4)   Police officers often get a bad reputation. They are called out for profiling and stereotyping. They see hideous activities on a daily basis and get harassed for their inclinations. But looking at their inclination from a hypothetical example– lets say we visibly see that redheaded Irish people are scratching mothers all around the world. Today, you’re leaving your mother’s house and a redheaded Irish person passes you going towards your mother’s house. Are you really not going to turn back around, just in case? Not trying to offend anyone. I’m an African American and any time I walk past an occupied vehicle in a grocery store parking lot, I hear the person “suddenly” lock their doors. The hurt from that sounds hurts each time. But based on statistical evidence, can I completely blame them for their precautions? Police officers have the insurmountable duty to protect us. They have experiences that different from ours and generally want for us to be safe.

With all that said, are Christians being bigots or are they simply burdened with seeing something from a totally different perspective? I think about the girl who unfriended often. I pray that we do become legitimate friends. My friendship with her, however, would not terminate on that. One thing I can say to her in context to her reason for deleting me is that I do, indeed, wish for Jesus to save her. I hope for her. I hope for us. May the world understand that Christians are given a new heart and mind that gives them a perspective on many topics that are different than most Non-Christians. There is a certain way that God designed the world to flow and for people to live. This way leads to eternal joy in our life and in the Lord (Psalm 16:11, John 17:3, John 10:10). We as Christians yearn for everyone to be saved and to seek the face of Christ (Luke 15:7, 1 Timothy 2:4). It sounds weird. But to the Christian, it sounds beautiful and glorious!

Youtube Moment: Beautiful, Childlike Worship

For anyone older than 16, anytime we get a glimpse of the unique innocence of children, it reminds us of a “different” time in our lives. A time of believing in Santa Claus, fairies, and magic. Almost everything we did at this time in our lives was done with some sort of passion. I remember the joy I felt when learning to ride my bike. Or my brothers and I being unable to fall asleep on Christmas Eve. Or even singing along with Barney on the television. I distinctively remember the warm feeling of each of those things.
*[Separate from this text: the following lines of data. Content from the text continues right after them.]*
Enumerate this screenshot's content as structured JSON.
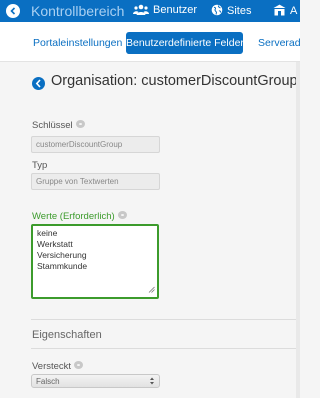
{
  "topbar": {
    "title": "Kontrollbereich",
    "nav": {
      "users": "Benutzer",
      "sites": "Sites",
      "apps": "A"
    }
  },
  "tabs": {
    "portal": "Portaleinstellungen",
    "custom_fields": "Benutzerdefinierte Felder",
    "server": "Serveradr"
  },
  "page": {
    "title": "Organisation: customerDiscountGroup"
  },
  "form": {
    "key": {
      "label": "Schlüssel",
      "value": "customerDiscountGroup"
    },
    "type": {
      "label": "Typ",
      "value": "Gruppe von Textwerten"
    },
    "values": {
      "label": "Werte (Erforderlich)",
      "lines": [
        "keine",
        "Werkstatt",
        "Versicherung",
        "Stammkunde"
      ]
    },
    "properties": {
      "heading": "Eigenschaften"
    },
    "hidden": {
      "label": "Versteckt",
      "value": "Falsch"
    }
  },
  "colors": {
    "brand": "#0a6fc2",
    "required": "#3c9b2c"
  }
}
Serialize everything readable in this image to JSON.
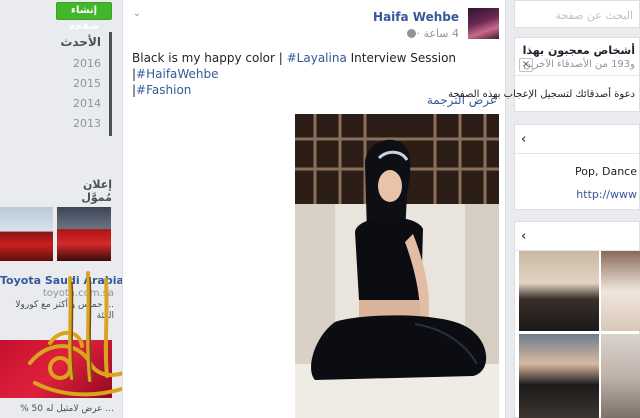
{
  "left": {
    "create_page": "إنشاء صفحة",
    "years": [
      "الأحدث",
      "2016",
      "2015",
      "2014",
      "2013"
    ],
    "sponsored": "إعلان مُموَّل",
    "ad_title": "Toyota Saudi Arabia",
    "ad_url": "toyota.com.sa",
    "ad_desc": "... حماس و أكثر مع كورولا الفئة",
    "ad_footer": "... عرض لامثيل له 50 %"
  },
  "post": {
    "author": "Haifa Wehbe",
    "time": "4 ساعة ·",
    "text_plain1": "Black is my happy color | ",
    "tag1": "#Layalina",
    "text_plain2": " Interview Session |",
    "tag2": "#HaifaWehbe",
    "text_plain3": " |",
    "tag3": "#Fashion",
    "translate": "عرض الترجمة"
  },
  "right": {
    "search_placeholder": "البحث عن صفحة",
    "likes_title": "أشخاص معجبون بهذا",
    "likes_count": "و193 من الأصدقاء الآخرين",
    "invite": "دعوة أصدقائك لتسجيل الإعجاب بهذه الصفحة",
    "about_line1": "Pop, Dance",
    "about_line2": "http://www",
    "colors": {
      "link": "#365899",
      "button_green": "#42b72a",
      "border": "#dddfe2"
    }
  },
  "icons": [
    "chevron-down-icon",
    "globe-icon",
    "close-icon",
    "chevron-left-icon"
  ]
}
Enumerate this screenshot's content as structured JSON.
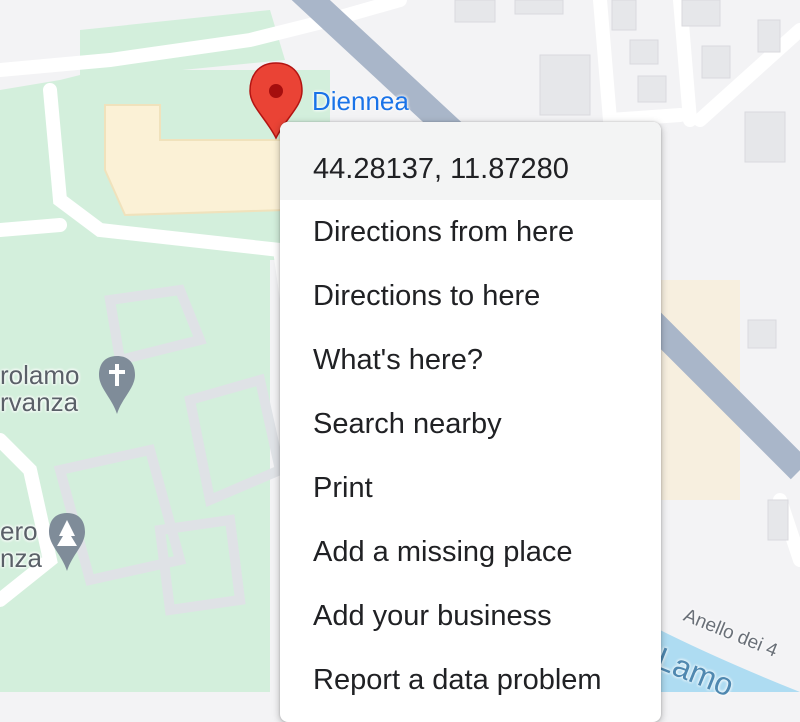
{
  "map": {
    "pin_label": "Diennea",
    "poi_labels": [
      {
        "lines": [
          "rolamo",
          "rvanza"
        ],
        "icon": "cross-icon"
      },
      {
        "lines": [
          "ero",
          "nza"
        ],
        "icon": "tree-icon"
      }
    ],
    "road_labels": [
      "Anello dei 4",
      "Lamo"
    ],
    "colors": {
      "background": "#f3f3f5",
      "park": "#cfeed8",
      "building": "#fbf3d8",
      "road": "#ffffff",
      "highway": "#a9b6c9",
      "water": "#aedcf2",
      "marker": "#ea4335",
      "pin_label": "#1a73e8"
    }
  },
  "context_menu": {
    "coordinates": "44.28137, 11.87280",
    "items": [
      "Directions from here",
      "Directions to here",
      "What's here?",
      "Search nearby",
      "Print",
      "Add a missing place",
      "Add your business",
      "Report a data problem"
    ]
  }
}
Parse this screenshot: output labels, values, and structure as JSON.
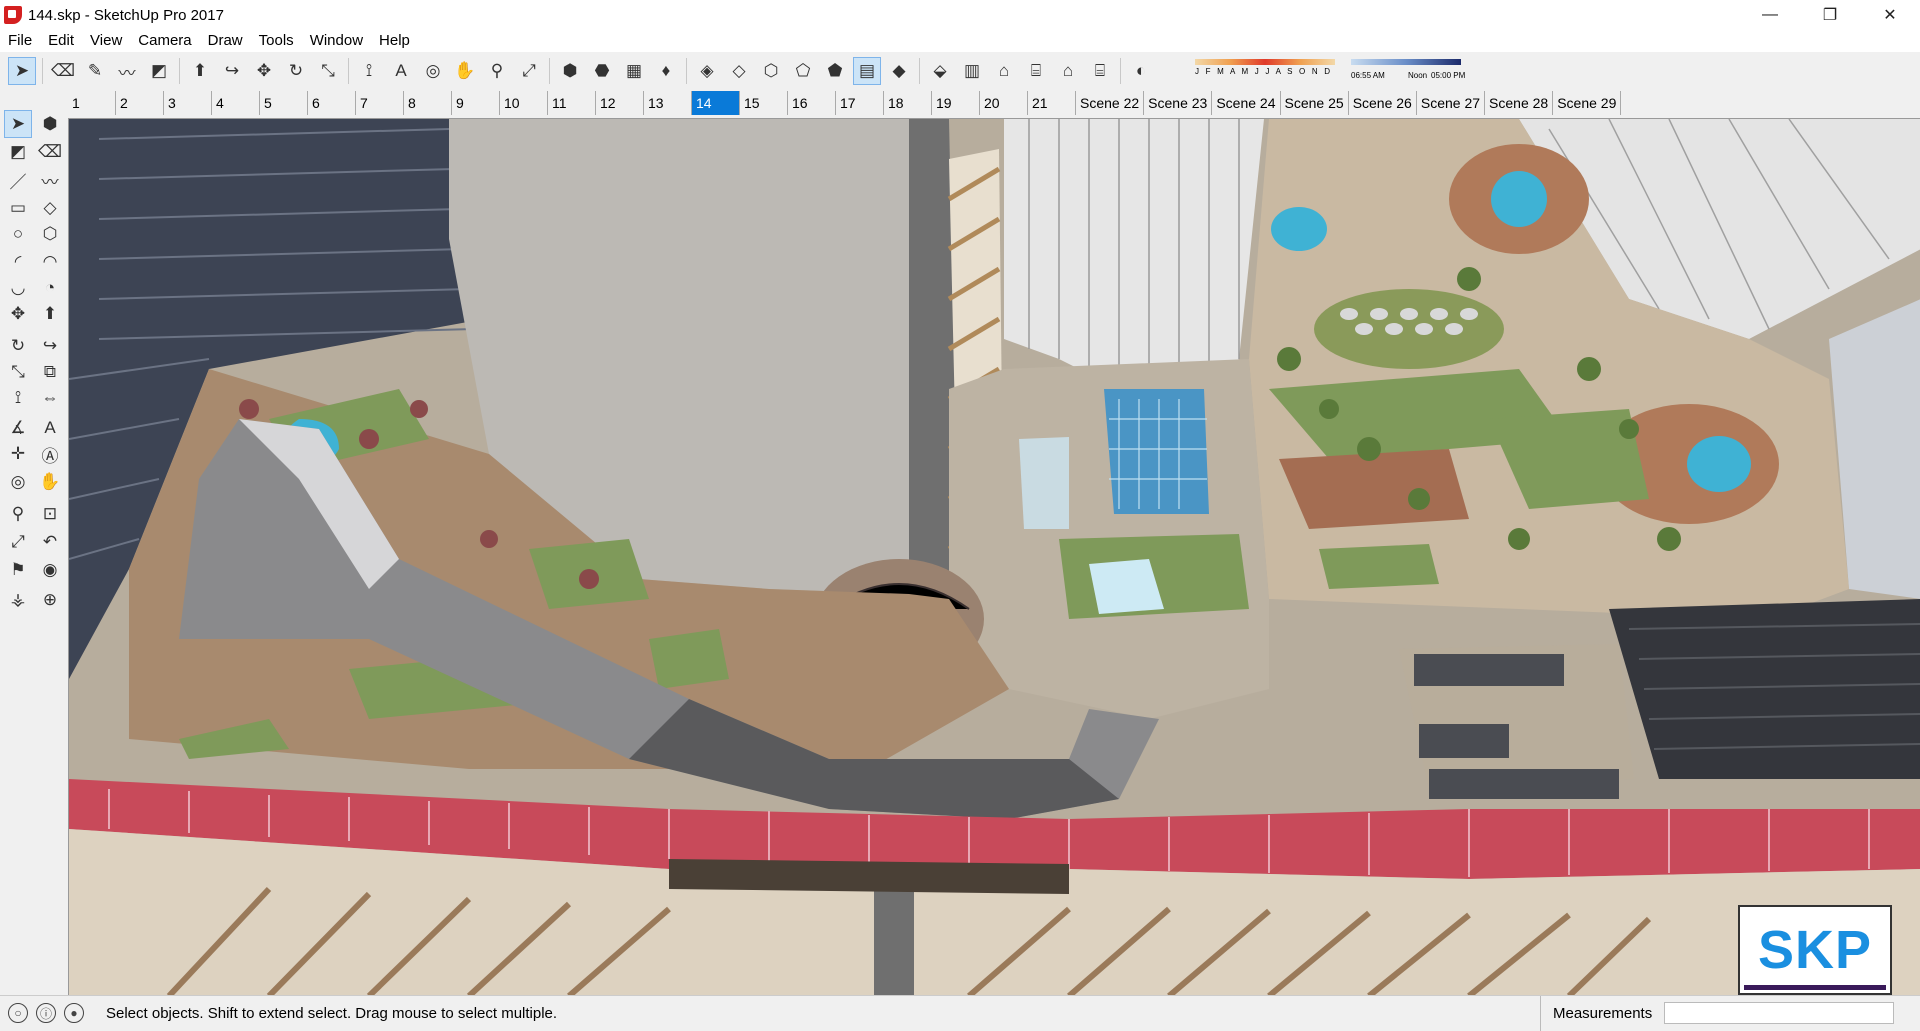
{
  "window": {
    "title": "144.skp - SketchUp Pro 2017",
    "minimize_glyph": "—",
    "restore_glyph": "❐",
    "close_glyph": "✕"
  },
  "menu": [
    "File",
    "Edit",
    "View",
    "Camera",
    "Draw",
    "Tools",
    "Window",
    "Help"
  ],
  "toolbar": {
    "icons": [
      "select-icon",
      "eraser-icon",
      "pencil-icon",
      "freehand-icon",
      "paint-icon",
      "push-pull-icon",
      "follow-me-icon",
      "move-icon",
      "rotate-icon",
      "scale-icon",
      "tape-icon",
      "text-icon",
      "orbit-icon",
      "pan-icon",
      "zoom-icon",
      "zoom-extents-icon",
      "component-icon",
      "warehouse-icon",
      "extension-icon",
      "ruby-icon",
      "xray-icon",
      "back-edges-icon",
      "wireframe-icon",
      "hidden-line-icon",
      "shaded-icon",
      "shaded-texture-icon",
      "monochrome-icon",
      "iso-view-icon",
      "top-view-icon",
      "front-view-icon",
      "right-view-icon",
      "back-view-icon",
      "left-view-icon",
      "shadow-toggle-icon"
    ],
    "shadow": {
      "months": "J F M A M J J A S O N D",
      "time_start": "06:55 AM",
      "time_noon": "Noon",
      "time_end": "05:00 PM"
    }
  },
  "scene_tabs": [
    "1",
    "2",
    "3",
    "4",
    "5",
    "6",
    "7",
    "8",
    "9",
    "10",
    "11",
    "12",
    "13",
    "14",
    "15",
    "16",
    "17",
    "18",
    "19",
    "20",
    "21",
    "Scene 22",
    "Scene 23",
    "Scene 24",
    "Scene 25",
    "Scene 26",
    "Scene 27",
    "Scene 28",
    "Scene 29"
  ],
  "active_scene": "14",
  "palette_icons": [
    "select-icon",
    "component-icon",
    "paint-bucket-icon",
    "eraser-icon",
    "line-icon",
    "freehand-icon",
    "rectangle-icon",
    "rotated-rectangle-icon",
    "circle-icon",
    "polygon-icon",
    "arc-icon",
    "two-point-arc-icon",
    "three-point-arc-icon",
    "pie-icon",
    "move-icon",
    "push-pull-icon",
    "rotate-icon",
    "follow-me-icon",
    "scale-icon",
    "offset-icon",
    "tape-measure-icon",
    "dimension-icon",
    "protractor-icon",
    "text-icon",
    "axes-icon",
    "3d-text-icon",
    "orbit-icon",
    "pan-icon",
    "zoom-icon",
    "zoom-window-icon",
    "zoom-extents-icon",
    "previous-view-icon",
    "position-camera-icon",
    "look-around-icon",
    "walk-icon",
    "section-plane-icon"
  ],
  "viewport": {
    "logo_text": "SKP"
  },
  "status": {
    "hint": "Select objects. Shift to extend select. Drag mouse to select multiple.",
    "measurements_label": "Measurements"
  }
}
This video is another one of my Youtube favorites. The video is of kids singing a Coldplay song together in their music class. I keep looking around in the video to see if any one of them purposefully aren’t singing…but sure enough they all are. Some, you can tell, are introverts; others, extroverts. Each kid is singing with a certain zeal and enthusiasm without any remote feeling of shame. If you look at their hand movements and facial expressions you begin to realize that what they are doing is worshiping. Unknowingly, worshiping. We were all created to worship God in all his glory (Revelation 4:11, Zephaniah 3:17, Hebrews 13:15).

Funny how these kids are unknowingly doing what they were deeply created to do. It makes sense because their souls were trained to do this at their creation….so it is natural to them. Due to it being natural, it becomes unknowing to them. Hence one of the billion ways that God reveals to us that he is very very extremely real. If there were no God, why are these kids performing the mannerisms that they are performing? What foundational standard are the standing on? Where do they have the ability to attain those uniformly objective feelings of emotions from a simple Coldplay song? It is impossible outside a sovereign Creator God and Savior in Jesus Christ.

This is why we innately worship. And the main purpose for that worship being for the praise of his glorious grace which he had freely given us, says Ephesians 1:5,6. The ultimate climax of that grace is Jesus dying on the cross. And I pray that I worship like these kids whenever I dwell on those facts. I fall short in that area daily.. The closer that that holy dwelling occurs 24/7 in my life, then the better my joy will be. I pray that it to be shameless and with childlike zeal that causes the angels in Heaven to say, “Yes, that’s exactly what you should be doing, duhhh”. haha